Hey, remember the ’90s? Someone pass me a Zima!
I’m old enough to remember when sensible people laughed mirthlessly at rightwing fantasy stories about Hillary Clinton instead of stating them as fact. But times, they are a-changing—and now all the names and faces from ’90s-era Clinton scandal mongering have returned.
This time, however, it’s not just the Rush Limbaughs of the world peddling these absurd conspiracy theories in the dark corners of the culture to which they were once deservedly relegated. Now, they’re coming straight from the Republican nominee for president.
And the media breathlessly report all of it, justifying the promulgation of discredited conspiracy theories by saying they’re just reporting on what a presidential candidate is saying.
But, as Joan Walsh rightly notes, just because Donald Trump is leading his campaign into the sewer, it doesn’t mean the media should follow.

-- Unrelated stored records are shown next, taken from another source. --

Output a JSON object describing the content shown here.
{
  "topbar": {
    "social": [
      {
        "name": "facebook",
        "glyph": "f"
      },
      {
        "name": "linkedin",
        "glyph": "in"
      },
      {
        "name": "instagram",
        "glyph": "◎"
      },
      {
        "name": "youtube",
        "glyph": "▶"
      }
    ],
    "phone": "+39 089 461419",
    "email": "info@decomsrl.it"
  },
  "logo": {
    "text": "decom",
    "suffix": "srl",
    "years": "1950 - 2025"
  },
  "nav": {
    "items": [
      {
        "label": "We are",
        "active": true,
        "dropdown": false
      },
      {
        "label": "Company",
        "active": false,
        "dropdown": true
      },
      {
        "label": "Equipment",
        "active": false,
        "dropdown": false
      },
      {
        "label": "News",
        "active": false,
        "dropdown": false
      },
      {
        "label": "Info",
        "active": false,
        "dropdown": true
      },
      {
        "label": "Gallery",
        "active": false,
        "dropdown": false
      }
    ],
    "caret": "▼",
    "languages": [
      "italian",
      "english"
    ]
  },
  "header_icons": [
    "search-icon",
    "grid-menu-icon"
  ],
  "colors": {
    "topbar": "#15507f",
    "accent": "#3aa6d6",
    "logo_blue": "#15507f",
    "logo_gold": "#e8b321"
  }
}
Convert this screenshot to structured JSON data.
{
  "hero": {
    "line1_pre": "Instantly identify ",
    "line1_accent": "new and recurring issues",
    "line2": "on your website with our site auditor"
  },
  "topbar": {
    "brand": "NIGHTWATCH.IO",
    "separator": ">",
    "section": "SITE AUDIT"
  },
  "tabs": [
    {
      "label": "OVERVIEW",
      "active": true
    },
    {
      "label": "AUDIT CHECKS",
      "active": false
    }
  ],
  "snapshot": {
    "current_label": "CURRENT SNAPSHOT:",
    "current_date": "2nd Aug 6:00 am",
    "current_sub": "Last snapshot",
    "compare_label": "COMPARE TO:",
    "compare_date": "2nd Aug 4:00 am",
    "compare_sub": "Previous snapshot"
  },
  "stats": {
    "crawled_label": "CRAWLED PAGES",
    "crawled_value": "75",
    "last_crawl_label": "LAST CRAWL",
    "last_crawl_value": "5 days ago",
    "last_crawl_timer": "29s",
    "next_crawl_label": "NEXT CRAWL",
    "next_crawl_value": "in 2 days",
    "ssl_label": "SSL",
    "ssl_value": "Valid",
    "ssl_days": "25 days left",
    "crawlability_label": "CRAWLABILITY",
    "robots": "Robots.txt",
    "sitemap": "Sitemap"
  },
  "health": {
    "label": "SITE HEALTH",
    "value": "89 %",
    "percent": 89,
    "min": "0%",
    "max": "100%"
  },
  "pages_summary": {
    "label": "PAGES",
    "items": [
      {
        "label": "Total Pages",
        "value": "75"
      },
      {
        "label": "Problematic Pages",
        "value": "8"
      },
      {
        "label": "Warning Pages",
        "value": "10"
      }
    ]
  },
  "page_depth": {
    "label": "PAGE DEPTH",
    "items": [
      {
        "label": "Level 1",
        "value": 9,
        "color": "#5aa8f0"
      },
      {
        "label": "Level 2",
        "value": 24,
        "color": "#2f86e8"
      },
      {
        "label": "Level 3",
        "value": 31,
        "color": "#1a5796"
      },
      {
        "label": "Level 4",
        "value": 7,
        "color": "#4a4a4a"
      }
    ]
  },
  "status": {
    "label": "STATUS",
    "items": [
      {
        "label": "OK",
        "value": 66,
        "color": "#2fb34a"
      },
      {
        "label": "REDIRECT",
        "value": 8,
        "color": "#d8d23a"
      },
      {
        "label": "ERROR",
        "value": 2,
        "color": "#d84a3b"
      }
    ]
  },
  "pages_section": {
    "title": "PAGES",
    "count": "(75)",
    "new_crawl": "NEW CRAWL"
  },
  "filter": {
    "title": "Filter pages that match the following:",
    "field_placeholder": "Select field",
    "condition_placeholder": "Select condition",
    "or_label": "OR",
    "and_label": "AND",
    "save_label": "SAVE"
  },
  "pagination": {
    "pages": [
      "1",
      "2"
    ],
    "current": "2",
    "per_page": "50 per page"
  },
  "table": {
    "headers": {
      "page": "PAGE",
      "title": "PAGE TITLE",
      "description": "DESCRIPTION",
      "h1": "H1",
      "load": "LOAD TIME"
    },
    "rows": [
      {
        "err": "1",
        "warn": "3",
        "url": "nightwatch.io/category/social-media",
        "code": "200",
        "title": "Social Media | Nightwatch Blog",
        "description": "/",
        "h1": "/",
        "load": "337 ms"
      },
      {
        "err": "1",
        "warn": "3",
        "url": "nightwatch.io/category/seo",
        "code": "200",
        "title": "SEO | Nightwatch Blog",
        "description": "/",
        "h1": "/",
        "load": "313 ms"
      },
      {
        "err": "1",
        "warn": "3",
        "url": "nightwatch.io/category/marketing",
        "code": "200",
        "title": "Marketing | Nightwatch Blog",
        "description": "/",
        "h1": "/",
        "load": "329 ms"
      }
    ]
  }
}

Trump seems to feel no pain, or shame. But journalists do, or should. Vince Foster killed himself because of a crippling depression made worse by the anti-Clinton witch hunts of the media, particularly Travelgate, which he particularly lamented because an aide got reprimanded (he had asked his boss to put the blame on him instead.) Starr exonerated the Clintons of the trumped-up Travelgate charges, but that was four years after Foster died. … Rather than playing the helpless victims of Trump’s repeated con jobs, [journalists] need to up their game to do their jobs in the next six months.

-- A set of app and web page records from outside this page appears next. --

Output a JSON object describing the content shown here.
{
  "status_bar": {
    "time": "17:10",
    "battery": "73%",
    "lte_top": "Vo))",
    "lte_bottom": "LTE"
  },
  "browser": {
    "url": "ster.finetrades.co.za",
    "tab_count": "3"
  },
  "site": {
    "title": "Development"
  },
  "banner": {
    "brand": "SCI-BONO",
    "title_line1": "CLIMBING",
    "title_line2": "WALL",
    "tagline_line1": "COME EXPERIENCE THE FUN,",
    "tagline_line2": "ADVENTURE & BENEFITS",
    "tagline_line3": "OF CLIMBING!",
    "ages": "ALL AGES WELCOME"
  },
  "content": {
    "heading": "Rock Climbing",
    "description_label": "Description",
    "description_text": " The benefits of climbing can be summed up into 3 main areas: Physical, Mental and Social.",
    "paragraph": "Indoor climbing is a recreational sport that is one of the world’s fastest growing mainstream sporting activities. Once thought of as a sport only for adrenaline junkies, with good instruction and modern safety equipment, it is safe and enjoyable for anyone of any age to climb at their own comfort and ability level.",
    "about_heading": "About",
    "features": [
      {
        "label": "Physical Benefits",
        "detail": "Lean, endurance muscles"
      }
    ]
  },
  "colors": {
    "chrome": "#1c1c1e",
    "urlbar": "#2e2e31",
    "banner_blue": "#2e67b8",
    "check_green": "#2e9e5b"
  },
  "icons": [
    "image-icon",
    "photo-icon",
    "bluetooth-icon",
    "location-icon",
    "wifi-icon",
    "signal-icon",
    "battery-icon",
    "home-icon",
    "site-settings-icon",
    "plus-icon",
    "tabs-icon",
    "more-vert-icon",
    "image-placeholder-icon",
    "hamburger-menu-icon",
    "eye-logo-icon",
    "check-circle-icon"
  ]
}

And, naturally, Donald could also stop being a terrible person who rolls around in other people’s pain and trauma like a pig in mud. But that’s probably even less likely to happen than the media making the sage decision to stop indulging his noxious smears as legitimate campaigning.
The whole thing is infuriating to watch, but what saves me is the knowledge that it’s ultimately futile. Those attacks didn’t work two decades ago, and they’re not going to work now.
As Hillary herself said: “I just can’t say this often enough: If [Donald Trump] wants to go back to the playbook of the 1990s, if he wants to follow in the footsteps of those who have tried to knock me down and take me out of the political arena, I’m more than happy to have him do that.”
Frankly, there’s no more convincing argument for Hillary’s candidacy than the fact that the best her opponents have got to use against her are 20-year-old discredited conspiracy theories.
And as my colleague Peter Daou points out, all this dredging of old Clinton conspiracies is because Donald would rather make Bill Clinton his rival instead of running against — and losing to — a woman.
(AP Photo/Don Ryan)